I’ll admit it up front: I might be just a bit obsessed with figuring out what goes on inside a dog’s mind. But many of you more “normal” dog lovers might appreciate a movie that helps by way of metaphor.
If you haven’t seen it yet, get yourself to the next showing of “Inside Out.” Stay for the credits. “Inside Out,” a summer blockbuster, is an animated movie that takes viewers inside the head of 11-year-old Riley Anderson. The main characters are her five primary emotions: Joy, Sadness, Anger, Fear and Disgust.
The metaphor should be obvious: Of course dogs experience these emotions. The real question is: How is their experience similar to (and different from) ours?
I’ve always been sure that dogs experience their own versions of joy, sadness, anger, and fear. I was on the fence about dogs and disgust for a long time, though. I’ve seen dogs eat and/or roll in many, many things that certainly trigger my disgust. Their concept of disgust, if it existed, was a mystery.
Then we offered Wylie, a fussy German shepherd, a peanut butter treat. The expression on his face: Pure disgust. He actually flinched. Then he wrinkled his nose, curled his lips, and backed away. That, and the accompanying reflexive gag, couldn’t be anything else. Peanut butter was clearly a human attempt to poison him.
Then there’s Jana’s priceless, very teenagery, eye-roll when Cali and Dora get too wild. Yep. Pure disgust: Puppies. Ick.
“Inside Out,” which I personally think is meant for adults — the best stuff goes right over the kids’ heads! — explains the necessity for and connections among all of those complicated emotions. Fear makes you pay attention: It can literally wake you up. Joy helps create the core elements of your personality. Sadness makes happy memories more precious. It can also influence your choices, pushing you to make decisions that allow you to hold onto memories — or connections — that once were joyful. Anger can make you notice injustice, or even speak out against it.
Which brings us back to disgust. A key role of Disgust, according to the movie is keeping us from being poisoned; toddler Riley is sure that broccoli will kill her. Disgust doesn’t seem to play the same role for Jana, who happens to love broccoli. She also wolfs down acorns every chance she gets, despite the cramps and upset tummy that inevitably follow.
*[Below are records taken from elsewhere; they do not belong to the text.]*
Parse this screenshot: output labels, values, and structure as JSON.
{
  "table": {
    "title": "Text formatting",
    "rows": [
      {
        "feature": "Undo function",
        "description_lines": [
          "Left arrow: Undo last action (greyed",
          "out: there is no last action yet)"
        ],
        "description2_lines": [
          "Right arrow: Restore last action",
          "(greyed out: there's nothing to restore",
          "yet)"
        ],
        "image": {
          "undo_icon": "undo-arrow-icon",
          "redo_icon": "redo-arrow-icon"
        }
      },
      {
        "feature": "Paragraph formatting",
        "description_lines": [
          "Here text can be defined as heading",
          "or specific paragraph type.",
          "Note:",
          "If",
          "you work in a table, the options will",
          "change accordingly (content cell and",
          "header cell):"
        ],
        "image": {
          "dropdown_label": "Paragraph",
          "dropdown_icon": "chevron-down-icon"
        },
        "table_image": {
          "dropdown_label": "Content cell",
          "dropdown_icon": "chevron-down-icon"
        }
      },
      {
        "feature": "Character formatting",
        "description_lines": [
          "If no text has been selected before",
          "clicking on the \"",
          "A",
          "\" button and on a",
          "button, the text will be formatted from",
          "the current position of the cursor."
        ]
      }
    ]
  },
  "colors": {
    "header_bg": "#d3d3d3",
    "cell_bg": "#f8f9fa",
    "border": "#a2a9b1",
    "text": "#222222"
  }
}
She is among the many dogs who eagerly lap up things that could (and do) poison them, ranging from antifreeze to raisins or chocolate. So I am still puzzling out what the emotion of disgust does for dogs — other than convince them that their own humans are trying to poison them.
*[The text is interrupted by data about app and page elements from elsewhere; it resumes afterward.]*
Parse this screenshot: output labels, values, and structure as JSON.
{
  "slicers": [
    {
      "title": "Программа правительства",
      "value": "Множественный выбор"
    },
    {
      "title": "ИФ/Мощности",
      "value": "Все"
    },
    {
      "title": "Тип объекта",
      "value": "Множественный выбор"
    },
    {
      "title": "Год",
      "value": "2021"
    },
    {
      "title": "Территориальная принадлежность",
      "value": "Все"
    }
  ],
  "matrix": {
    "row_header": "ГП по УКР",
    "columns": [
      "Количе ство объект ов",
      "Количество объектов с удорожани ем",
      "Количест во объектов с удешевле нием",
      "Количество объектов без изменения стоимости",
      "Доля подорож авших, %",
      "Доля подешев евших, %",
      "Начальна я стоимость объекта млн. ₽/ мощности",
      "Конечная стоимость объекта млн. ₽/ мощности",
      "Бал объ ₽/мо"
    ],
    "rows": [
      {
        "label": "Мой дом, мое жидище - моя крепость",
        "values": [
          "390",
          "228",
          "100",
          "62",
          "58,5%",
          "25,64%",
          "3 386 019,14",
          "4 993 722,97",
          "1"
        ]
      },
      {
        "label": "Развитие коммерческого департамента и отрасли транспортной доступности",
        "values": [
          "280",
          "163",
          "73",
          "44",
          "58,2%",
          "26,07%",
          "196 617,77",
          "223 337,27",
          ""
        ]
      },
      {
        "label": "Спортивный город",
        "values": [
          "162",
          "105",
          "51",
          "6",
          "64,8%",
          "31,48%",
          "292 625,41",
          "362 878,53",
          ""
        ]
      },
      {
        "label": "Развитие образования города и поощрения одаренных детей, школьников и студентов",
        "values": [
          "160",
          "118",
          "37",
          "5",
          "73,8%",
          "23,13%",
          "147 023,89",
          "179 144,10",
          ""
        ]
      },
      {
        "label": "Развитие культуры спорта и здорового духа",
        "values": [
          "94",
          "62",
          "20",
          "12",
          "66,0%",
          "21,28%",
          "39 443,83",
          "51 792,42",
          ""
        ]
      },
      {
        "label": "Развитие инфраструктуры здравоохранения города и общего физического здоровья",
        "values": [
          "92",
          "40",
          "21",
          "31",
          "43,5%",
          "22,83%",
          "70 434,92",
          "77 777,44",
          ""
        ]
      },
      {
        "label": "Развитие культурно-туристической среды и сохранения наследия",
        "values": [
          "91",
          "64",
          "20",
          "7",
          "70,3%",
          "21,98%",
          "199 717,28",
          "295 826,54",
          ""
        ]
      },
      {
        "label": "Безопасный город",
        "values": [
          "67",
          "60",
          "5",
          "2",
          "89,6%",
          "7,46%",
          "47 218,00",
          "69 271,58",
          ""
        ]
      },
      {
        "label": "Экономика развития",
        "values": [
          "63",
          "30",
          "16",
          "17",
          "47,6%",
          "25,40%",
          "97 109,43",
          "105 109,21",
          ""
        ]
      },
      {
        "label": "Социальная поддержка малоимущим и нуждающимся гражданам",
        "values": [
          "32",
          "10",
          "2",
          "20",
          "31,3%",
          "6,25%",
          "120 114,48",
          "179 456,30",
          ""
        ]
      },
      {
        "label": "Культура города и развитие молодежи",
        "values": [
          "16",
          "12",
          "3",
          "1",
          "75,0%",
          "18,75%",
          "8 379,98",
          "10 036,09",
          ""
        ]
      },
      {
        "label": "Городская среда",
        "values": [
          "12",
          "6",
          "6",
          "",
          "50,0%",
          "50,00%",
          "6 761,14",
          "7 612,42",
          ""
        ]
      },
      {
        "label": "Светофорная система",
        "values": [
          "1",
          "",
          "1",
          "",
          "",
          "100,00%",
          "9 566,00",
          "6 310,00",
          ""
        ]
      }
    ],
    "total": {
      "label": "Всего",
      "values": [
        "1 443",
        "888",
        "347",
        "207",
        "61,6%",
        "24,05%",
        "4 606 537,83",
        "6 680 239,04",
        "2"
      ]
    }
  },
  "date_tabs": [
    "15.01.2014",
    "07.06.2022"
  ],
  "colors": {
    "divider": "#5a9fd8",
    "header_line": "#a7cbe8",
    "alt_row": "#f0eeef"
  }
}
A key lesson in the film that applies equally to dogs is the link between emotions and memory. Memories without a strong emotional component fade away, turn a dull gray, and are swept into a dump by an army of technicians in Riley’s brain. (The same guys periodically send up an annoying jingle from a gum commercial to bounce around in her head all day for no particular reason. I wonder if that happens to dogs.)
One of the ways that the other emotions kept Fear under control was by creating frequent associations with Joy. This is an essential fact for anyone with a dog, particularly a puppy, to understand. To forestall fears, dogs need frequent association of positive, joyful emotions with things that could be scary — people in hats, loud noises, balloons … Ideally, this happens in early puppyhood, before the dog hits adolescence.
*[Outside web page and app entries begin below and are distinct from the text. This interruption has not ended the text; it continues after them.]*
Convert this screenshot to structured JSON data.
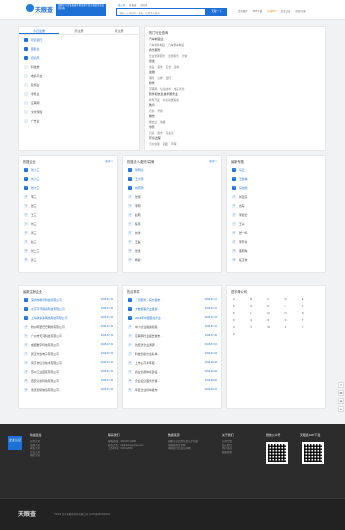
{
  "header": {
    "logo_text": "天眼查",
    "logo_sub": "TianYanCha.com",
    "ad_text": "国家中小企业发展子基金旗下官方备案企业征信机构",
    "search_tabs": [
      "查公司",
      "查老板",
      "查关系"
    ],
    "search_placeholder": "请输入公司名称、老板、品牌等关键词",
    "search_button": "天眼一下",
    "nav": [
      "企业服务",
      "APP下载",
      "开通VIP",
      "企业认证",
      "登录/注册"
    ]
  },
  "today_new": {
    "title": "今日注册",
    "tabs": [
      "今日注册",
      "周注册",
      "月注册"
    ],
    "items": [
      "招商银行",
      "服装业",
      "招商局",
      "科技类",
      "电商平台",
      "装饰业",
      "零售业",
      "互联网",
      "文化传媒",
      "广告业"
    ]
  },
  "categories": {
    "title": "热门行业查询",
    "groups": [
      {
        "h": "汽车制造业",
        "items": [
          "汽车零件制造",
          "汽车整车制造"
        ]
      },
      {
        "h": "商务服务",
        "items": [
          "企业管理服务",
          "法律服务",
          "咨询"
        ]
      },
      {
        "h": "批发",
        "items": [
          "食品",
          "服饰",
          "五金",
          "建材"
        ]
      },
      {
        "h": "金融",
        "items": [
          "保险",
          "证券",
          "银行"
        ]
      },
      {
        "h": "软件",
        "items": [
          "互联网",
          "信息技术",
          "电子商务"
        ]
      },
      {
        "h": "软件和信息技术服务业",
        "items": [
          "软件开发",
          "信息系统集成"
        ]
      },
      {
        "h": "教育",
        "items": [
          "培训",
          "学前"
        ]
      },
      {
        "h": "餐饮",
        "items": [
          "餐饮业",
          "快餐"
        ]
      },
      {
        "h": "零售",
        "items": [
          "百货",
          "超市",
          "专卖店"
        ]
      },
      {
        "h": "环境治理",
        "items": [
          "污水处理",
          "固废",
          "环保"
        ]
      }
    ]
  },
  "hot_company": {
    "title": "热搜企业",
    "more": "更多>>",
    "items": [
      "张小三",
      "刘小三",
      "张大三",
      "李三",
      "张三",
      "王三",
      "刘三",
      "黄三",
      "赵三",
      "张二三",
      "孙三"
    ]
  },
  "hot_people": {
    "title": "热搜法人/股东/高管",
    "more": "更多>>",
    "items": [
      "张明亮",
      "王大伟",
      "刘晓明",
      "张伟",
      "李明",
      "赵刚",
      "陈伟",
      "刘洋",
      "王磊",
      "张勇",
      "杨静"
    ]
  },
  "hot_topics": {
    "title": "最新专题",
    "items": [
      "马云",
      "王健林",
      "马化腾",
      "刘强东",
      "雷军",
      "李彦宏",
      "王兴",
      "张一鸣",
      "李开复",
      "董明珠",
      "任正非"
    ]
  },
  "latest_reg": {
    "title": "最新注册企业",
    "items": [
      {
        "name": "深圳市腾讯科技有限公司",
        "date": "2018-07-19"
      },
      {
        "name": "北京字节跳动科技有限公司",
        "date": "2018-07-19"
      },
      {
        "name": "上海拼多多网络科技有限公司",
        "date": "2018-07-19"
      },
      {
        "name": "杭州阿里巴巴网络有限公司",
        "date": "2018-07-19"
      },
      {
        "name": "广州市天河科技有限公司",
        "date": "2018-07-19"
      },
      {
        "name": "成都数字科技有限公司",
        "date": "2018-07-19"
      },
      {
        "name": "武汉光谷电子有限公司",
        "date": "2018-07-19"
      },
      {
        "name": "南京市信息技术有限公司",
        "date": "2018-07-19"
      },
      {
        "name": "苏州工业园区有限公司",
        "date": "2018-07-19"
      },
      {
        "name": "西安高新科技有限公司",
        "date": "2018-07-19"
      },
      {
        "name": "重庆智能制造有限公司",
        "date": "2018-07-19"
      }
    ]
  },
  "hot_events": {
    "title": "热点事件",
    "items": [
      {
        "name": "「天眼查」官方发布…",
        "date": "2018-07-17"
      },
      {
        "name": "大数据看企业发展…",
        "date": "2018-07-13"
      },
      {
        "name": "2018年中国民营企业…",
        "date": "2018-07-13"
      },
      {
        "name": "中小企业融资新政…",
        "date": "2018-07-12"
      },
      {
        "name": "互联网行业报告发布…",
        "date": "2018-07-10"
      },
      {
        "name": "新经济企业调研…",
        "date": "2018-07-03"
      },
      {
        "name": "科技创新企业名单…",
        "date": "2018-07-03"
      },
      {
        "name": "上市公司半年报…",
        "date": "2018-06-28"
      },
      {
        "name": "商业信用体系建设…",
        "date": "2018-06-28"
      },
      {
        "name": "企业征信服务升级…",
        "date": "2018-06-26"
      },
      {
        "name": "年度企业榜单发布…",
        "date": "2018-06-22"
      }
    ]
  },
  "letters": {
    "title": "首字母公司",
    "items": [
      "A",
      "B",
      "C",
      "D",
      "E",
      "F",
      "G",
      "H",
      "I",
      "J",
      "K",
      "L",
      "M",
      "N",
      "O",
      "P",
      "Q",
      "R",
      "S",
      "T",
      "U",
      "V",
      "W",
      "X",
      "Y",
      "Z"
    ]
  },
  "footer": {
    "badge": "企业认证",
    "cols": [
      {
        "h": "快速链接",
        "items": [
          "公司大全",
          "品牌大全",
          "老板大全",
          "行业大全",
          "地区大全"
        ]
      },
      {
        "h": "联系我们",
        "items": [
          "客服热线：400-871-6266",
          "商务合作：bd@tianyancha.com",
          "工作时间：9:00-18:00"
        ]
      },
      {
        "h": "数据来源",
        "items": [
          "国家企业信用信息公示系统",
          "中国裁判文书网",
          "中国执行信息公开网"
        ]
      },
      {
        "h": "关于我们",
        "items": [
          "公司介绍",
          "加入我们",
          "用户协议",
          "隐私政策"
        ]
      }
    ],
    "qr1": "微信公众号",
    "qr2": "天眼查APP下载",
    "copyright": "©2018 北京天眼查科技有限公司 京ICP备18011930号",
    "bottom_logo": "天眼查"
  }
}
But even fearful adult dogs can be helped. As “Inside Out” shows, recalling a memory while in a different emotional state can alter the emotion associated with the memory. In the movie, this is dramatically illustrated when every joyful memory that Sadness touches takes on her hue of blue … but it can work the other way, too. As trainers who advocate counter-conditioning and desensitization know, we can sometimes change fearful associations to joyful ones with careful, controlled exposure and appropriate positive reinforcement.
OK, so, why should you stay for the credits? I don’t want to give too much away, but the glimpse inside the dog’s mind is enough for me to want a canine sequel. The cat might even be better …